(Beginning of Data for this task)
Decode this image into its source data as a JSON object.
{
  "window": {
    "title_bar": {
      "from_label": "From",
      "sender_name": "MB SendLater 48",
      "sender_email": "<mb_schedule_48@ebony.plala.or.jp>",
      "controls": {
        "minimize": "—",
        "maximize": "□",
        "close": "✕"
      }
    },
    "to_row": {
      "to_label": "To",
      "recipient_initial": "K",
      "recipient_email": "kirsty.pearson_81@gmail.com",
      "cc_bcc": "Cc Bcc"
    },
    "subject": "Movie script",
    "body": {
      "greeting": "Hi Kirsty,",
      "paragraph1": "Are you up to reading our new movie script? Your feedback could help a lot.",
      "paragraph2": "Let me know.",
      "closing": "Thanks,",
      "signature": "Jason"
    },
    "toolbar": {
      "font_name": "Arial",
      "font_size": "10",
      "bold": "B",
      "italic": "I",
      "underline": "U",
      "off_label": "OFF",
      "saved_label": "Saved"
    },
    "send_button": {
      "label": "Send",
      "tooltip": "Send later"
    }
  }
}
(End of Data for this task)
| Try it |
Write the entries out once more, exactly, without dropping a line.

| Response for this exercise |
Decode this image into its source data as a JSON object.
{
  "window": {
    "title_bar": {
      "from_label": "From",
      "sender_name": "MB SendLater 48",
      "sender_email": "<mb_schedule_48@ebony.plala.or.jp>",
      "controls": {
        "minimize": "—",
        "maximize": "□",
        "close": "✕"
      }
    },
    "to_row": {
      "to_label": "To",
      "recipient_initial": "K",
      "recipient_email": "kirsty.pearson_81@gmail.com",
      "cc_bcc": "Cc Bcc"
    },
    "subject": "Movie script",
    "body": {
      "greeting": "Hi Kirsty,",
      "paragraph1": "Are you up to reading our new movie script? Your feedback could help a lot.",
      "paragraph2": "Let me know.",
      "closing": "Thanks,",
      "signature": "Jason"
    },
    "toolbar": {
      "font_name": "Arial",
      "font_size": "10",
      "bold": "B",
      "italic": "I",
      "underline": "U",
      "off_label": "OFF",
      "saved_label": "Saved"
    },
    "send_button": {
      "label": "Send",
      "tooltip": "Send later"
    }
  }
}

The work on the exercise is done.